Applying to college during a pandemic?


Yonu Oh

College application season is always stressful, but the added changes with the pandemic make it a different experience than ever before.

No more 9 p.m. sunsets, daily ice cream runs, long beach drives, and hazardous TikTok drafts—summer is out, and fall semester is in, meaning that, for our seniors, it’s time for college applications. University, college, la fac, la universidad, or “scary planet of impending doom,” is considered by many of paramount importance to achieving success and happiness in life, and so, 3.7 million Americans (excluding foreign seniors) compete in a rigorous race towards the college of their choice. As you can see, applying to college is not an easy task. As if college applications weren’t already difficult enough, the unleashing of a brutal pandemic shattered all means of normalcy from human life, including the college application process. Nevertheless, our seniors, as resilient as they are, have found a way to accommodate this change. In the pleated blue skirts of three Castilleja seniors, we take a sneak-peek into the strange world of the Class of 2021’s college admission process and their journey to their future.
Though there are multiple ways to apply to college, the two most popular ones (as well as the most conventional) at Castilleja are through the “typical” admissions process—writing essays, doing interviews, and submitting test scores—and athletic recruitment, a process that sometimes even begins in late sophomore year. For interviewee discretion, our three seniors will be referred to as Senior 1, Senior 2, and Senior 3 (typical, typical, and athlete, respectively).
Regular Admission
Putting aside our previous knowledge about the college admissions process from “How I Got into College!” YouTube videos, the application process has more to it than what they say. As the leaders of our high school, our seniors have a lot on their plate, stretching from managing personal affairs, running major clubs, and, of course, applying to college. As Senior 1 puts it, the first two months of senior year were “the hardest two months I’ve spent at Castilleja,” much to the credit of the COVID-19 pandemic. Its entrance has prompted a series of alterations in the college admissions process, starting with standardized testing.

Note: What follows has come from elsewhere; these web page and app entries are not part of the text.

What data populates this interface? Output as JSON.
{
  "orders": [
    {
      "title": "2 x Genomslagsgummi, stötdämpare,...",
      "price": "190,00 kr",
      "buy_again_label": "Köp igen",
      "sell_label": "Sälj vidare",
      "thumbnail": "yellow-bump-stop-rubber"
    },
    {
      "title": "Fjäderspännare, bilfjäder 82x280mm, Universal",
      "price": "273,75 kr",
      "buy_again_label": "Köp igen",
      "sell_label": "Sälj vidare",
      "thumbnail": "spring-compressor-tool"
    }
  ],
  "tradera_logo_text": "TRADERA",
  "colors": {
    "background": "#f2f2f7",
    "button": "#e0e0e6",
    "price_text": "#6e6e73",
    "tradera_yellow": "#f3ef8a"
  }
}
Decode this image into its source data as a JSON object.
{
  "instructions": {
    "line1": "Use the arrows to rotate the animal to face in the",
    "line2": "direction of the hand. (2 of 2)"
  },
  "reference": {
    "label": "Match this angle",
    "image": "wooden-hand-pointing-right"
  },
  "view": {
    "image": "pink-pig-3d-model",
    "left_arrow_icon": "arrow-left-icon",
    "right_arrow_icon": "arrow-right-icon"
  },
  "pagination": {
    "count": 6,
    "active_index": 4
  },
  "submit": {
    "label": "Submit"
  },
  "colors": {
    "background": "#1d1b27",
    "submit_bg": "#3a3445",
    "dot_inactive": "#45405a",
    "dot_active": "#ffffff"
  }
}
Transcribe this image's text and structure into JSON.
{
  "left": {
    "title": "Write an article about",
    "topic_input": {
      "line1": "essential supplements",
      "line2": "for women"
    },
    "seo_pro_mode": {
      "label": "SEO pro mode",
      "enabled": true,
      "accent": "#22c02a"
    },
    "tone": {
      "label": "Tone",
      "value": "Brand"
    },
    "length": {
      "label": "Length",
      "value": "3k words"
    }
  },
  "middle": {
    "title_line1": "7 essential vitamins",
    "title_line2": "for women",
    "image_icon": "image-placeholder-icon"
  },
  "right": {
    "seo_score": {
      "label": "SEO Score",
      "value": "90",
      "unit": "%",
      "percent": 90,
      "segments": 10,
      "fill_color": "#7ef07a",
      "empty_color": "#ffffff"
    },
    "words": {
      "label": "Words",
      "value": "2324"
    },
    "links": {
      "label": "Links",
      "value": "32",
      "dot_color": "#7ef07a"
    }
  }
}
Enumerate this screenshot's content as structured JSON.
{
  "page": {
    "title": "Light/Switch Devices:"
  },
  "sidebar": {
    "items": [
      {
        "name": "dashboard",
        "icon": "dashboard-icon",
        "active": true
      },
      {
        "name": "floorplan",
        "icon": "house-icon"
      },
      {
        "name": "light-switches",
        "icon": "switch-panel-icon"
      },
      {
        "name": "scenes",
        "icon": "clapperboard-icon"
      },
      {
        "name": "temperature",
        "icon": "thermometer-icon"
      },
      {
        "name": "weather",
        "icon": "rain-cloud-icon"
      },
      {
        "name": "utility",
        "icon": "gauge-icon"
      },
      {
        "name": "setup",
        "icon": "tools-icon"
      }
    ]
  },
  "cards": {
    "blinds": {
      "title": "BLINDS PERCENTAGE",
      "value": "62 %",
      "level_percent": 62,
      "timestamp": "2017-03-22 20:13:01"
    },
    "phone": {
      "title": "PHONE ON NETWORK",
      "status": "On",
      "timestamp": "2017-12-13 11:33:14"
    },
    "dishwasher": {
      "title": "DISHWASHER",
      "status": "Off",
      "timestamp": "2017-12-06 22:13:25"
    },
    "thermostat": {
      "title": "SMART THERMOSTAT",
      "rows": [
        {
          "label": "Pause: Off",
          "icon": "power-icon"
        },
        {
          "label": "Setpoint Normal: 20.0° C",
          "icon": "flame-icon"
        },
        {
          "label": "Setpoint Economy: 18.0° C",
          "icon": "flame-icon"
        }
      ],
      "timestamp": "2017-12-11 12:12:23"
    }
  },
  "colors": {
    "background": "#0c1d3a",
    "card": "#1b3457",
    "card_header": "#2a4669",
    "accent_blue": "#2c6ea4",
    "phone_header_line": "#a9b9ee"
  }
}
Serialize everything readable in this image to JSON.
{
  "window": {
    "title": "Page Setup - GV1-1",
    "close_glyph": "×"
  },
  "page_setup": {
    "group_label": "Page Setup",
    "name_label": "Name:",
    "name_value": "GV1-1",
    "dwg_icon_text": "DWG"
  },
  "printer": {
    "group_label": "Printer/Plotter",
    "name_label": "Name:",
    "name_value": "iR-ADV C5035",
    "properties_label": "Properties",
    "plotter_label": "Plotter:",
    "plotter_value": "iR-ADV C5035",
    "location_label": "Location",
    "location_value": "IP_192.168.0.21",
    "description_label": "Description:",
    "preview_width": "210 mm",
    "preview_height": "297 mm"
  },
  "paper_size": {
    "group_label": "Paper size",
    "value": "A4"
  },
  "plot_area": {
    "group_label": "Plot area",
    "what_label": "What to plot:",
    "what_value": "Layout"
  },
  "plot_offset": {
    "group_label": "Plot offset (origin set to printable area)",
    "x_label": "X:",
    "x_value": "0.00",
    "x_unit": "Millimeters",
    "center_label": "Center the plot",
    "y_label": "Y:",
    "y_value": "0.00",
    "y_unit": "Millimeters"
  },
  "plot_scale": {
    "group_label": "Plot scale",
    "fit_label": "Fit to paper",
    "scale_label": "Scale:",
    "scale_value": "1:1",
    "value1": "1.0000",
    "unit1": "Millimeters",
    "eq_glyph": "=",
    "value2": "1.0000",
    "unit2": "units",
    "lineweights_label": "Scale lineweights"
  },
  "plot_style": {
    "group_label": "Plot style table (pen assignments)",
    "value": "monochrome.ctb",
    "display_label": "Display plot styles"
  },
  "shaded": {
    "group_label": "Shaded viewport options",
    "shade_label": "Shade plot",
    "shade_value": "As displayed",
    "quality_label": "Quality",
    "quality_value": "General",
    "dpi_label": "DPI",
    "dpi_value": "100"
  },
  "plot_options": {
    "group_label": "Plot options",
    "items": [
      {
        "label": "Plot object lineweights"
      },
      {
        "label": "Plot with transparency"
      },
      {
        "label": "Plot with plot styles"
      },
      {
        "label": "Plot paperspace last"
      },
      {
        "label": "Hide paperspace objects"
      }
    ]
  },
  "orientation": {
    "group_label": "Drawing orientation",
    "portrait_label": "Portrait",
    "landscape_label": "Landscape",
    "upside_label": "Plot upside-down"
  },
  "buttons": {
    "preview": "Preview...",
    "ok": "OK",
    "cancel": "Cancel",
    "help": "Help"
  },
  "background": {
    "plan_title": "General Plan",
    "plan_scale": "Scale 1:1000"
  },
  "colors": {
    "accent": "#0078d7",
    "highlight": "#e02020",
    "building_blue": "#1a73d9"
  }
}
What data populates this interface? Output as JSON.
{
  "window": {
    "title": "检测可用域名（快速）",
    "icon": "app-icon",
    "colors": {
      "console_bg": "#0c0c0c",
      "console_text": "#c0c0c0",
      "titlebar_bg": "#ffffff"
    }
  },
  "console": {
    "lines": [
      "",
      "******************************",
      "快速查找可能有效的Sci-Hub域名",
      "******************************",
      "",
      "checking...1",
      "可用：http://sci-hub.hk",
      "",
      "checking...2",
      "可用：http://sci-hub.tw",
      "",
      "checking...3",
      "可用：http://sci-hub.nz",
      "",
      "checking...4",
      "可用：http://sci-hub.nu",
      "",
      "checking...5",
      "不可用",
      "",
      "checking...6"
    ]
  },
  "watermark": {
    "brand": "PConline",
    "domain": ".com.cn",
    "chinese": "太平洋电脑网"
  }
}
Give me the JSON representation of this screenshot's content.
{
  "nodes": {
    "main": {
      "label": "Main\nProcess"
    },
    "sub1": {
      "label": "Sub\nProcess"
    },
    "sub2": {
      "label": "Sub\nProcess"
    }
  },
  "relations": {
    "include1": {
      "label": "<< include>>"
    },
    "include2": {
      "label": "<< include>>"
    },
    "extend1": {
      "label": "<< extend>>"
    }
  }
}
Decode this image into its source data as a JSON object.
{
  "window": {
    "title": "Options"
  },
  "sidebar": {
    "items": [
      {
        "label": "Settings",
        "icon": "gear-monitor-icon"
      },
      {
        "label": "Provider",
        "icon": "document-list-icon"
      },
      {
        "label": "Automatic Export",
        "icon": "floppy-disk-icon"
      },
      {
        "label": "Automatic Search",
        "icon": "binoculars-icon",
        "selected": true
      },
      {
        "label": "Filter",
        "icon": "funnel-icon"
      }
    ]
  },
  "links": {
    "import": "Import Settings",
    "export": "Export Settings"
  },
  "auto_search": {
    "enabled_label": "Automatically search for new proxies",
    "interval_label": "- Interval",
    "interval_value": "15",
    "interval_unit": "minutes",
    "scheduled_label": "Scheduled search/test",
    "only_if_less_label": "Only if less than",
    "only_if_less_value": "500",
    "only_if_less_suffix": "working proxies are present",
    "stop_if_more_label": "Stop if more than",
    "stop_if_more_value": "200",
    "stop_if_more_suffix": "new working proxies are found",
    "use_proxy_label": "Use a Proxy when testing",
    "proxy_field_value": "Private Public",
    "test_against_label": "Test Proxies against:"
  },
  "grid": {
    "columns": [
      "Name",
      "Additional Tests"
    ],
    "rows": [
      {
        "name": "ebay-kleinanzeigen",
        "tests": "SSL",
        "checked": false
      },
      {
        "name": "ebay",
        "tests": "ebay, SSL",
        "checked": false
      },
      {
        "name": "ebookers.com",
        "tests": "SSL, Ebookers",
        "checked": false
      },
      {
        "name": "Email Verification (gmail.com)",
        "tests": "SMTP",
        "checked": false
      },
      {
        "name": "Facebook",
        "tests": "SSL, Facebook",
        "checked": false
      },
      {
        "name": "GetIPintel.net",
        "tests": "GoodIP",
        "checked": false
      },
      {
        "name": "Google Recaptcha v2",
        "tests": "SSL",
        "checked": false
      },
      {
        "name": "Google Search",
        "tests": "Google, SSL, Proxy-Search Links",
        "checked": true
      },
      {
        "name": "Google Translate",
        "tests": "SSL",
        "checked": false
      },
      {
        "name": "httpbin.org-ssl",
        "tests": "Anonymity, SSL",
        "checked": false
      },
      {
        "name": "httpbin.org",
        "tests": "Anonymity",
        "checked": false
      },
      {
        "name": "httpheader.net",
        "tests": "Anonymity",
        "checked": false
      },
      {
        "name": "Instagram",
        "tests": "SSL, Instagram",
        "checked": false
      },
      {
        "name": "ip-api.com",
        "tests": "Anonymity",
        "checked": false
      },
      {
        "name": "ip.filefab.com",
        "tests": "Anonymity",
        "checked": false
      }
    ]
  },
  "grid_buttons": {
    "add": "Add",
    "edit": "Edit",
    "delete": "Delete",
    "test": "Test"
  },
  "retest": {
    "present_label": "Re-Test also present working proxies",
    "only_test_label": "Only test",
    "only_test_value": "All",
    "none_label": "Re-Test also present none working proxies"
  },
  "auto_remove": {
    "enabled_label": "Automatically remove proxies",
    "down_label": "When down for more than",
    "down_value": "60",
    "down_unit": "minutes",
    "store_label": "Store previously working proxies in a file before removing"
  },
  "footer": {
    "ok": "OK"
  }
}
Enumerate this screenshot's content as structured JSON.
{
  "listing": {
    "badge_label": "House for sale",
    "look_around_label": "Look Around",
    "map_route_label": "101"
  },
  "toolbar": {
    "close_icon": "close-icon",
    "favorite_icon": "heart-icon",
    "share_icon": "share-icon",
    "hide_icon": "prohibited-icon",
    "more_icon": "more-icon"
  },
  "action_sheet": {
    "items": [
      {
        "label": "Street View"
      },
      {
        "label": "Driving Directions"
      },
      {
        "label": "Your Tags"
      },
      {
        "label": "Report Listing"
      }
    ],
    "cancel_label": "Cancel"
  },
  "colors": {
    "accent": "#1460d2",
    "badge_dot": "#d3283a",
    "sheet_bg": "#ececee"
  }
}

In the early months of the coronavirus pandemic, multiple schools, such as Brown University, Cornell University, Duke University, and more, made the decision to change their policy to test-optional since test dates were being continuously canceled and delayed.
Despite this huge shift, our seniors have found light amidst the darkness. Because college tours have been canceled everywhere, virtual conferences have replaced in-person tours, and more online resources have been added on college websites for applicants’ convenience. Senior 2 exclaims, “with the virtual info sessions and virtual tours, I’ve been able to look at a wider range of schools than I think that I would have been able to [if not for the pandemic].” Moreover, Senior 1 says that, because she cannot physically visit the colleges of her choice, she has had to think more rationally in terms of selecting which colleges she prioritizes in applying. All in all, the college admissions process is still challenging; however, as both seniors have put it, “It’s not about whether you’re good enough for that college—it’s about whether that college is good enough for you.”
Athletic Recruitment
“The end of sophomore year was when I started to really think about [getting recruited],” said a Castilleja athlete. “In the beginning, it was really just emailing coaches, setting up phone calls, and creating YouTube videos of my dives, and that was a long process!” In addition to her rigorous athletic training, Senior 3 underwent four to five pre-reads—a system where colleges can review the applicant’s academic performance, such as SAT scores, transcripts, and classes in order to see if the applicant is a strong enough match for the school. After years of preparation, “this past August was when I verbally committed to UPenn,” said the recruited athlete. “However—it depends on the league of your college—but for me, I still had to get in academically, meaning that I did have to write my essays and submit my SAT scores,” she notes. “I applied for Early Decision and received a likely letter, but in order to stay recruited, I have to keep up with my grades and not get arrested!”
As smooth as a transition this process may sound, Senior 3’s recruitment journey was frustrating at moments: “The first was when the NCAA issued a dead period, which means that there can be no face-to-face contact between the recruiter and the athlete, so I’ve never met my new coach or any coach for that matter!” she exclaims. “One of the most important things in the recruiting process is towards the end when you’re narrowing down which schools you want to go to and when the coaches are doing the same. The schools invite you on official visits that they pay for you to fly out and to come to visit their school.” Senior 3 further elaborates on the significance of these trips which serve as the ultimate guides to finding the “best school for you.” But because of the pandemic, Senior 3’s trips were continuously postponed month after month, a “real bummer,” as she puts it. Despite the lack of connection with her coaches and permanence of her schedule compared to that of her original plans, our recruited senior prevailed to complete her long-awaited journey.
Final Thoughts
As a parting note, our three seniors left some valuable tips for their fellow underclassmen: “Take your time with your four years because not everything is important as it feels. Trust the process,” says Senior 2. Senior 1 says, “The best college application is by the people who are able to really express themselves most authentically and show who they are because that’s what makes you unique.” As for our athletes-in-training, Senior 3 recommends to “be organized. Stay on top of things, but take one step at a time. It’s going to be stressful at times, but in the long run, you won’t regret it.”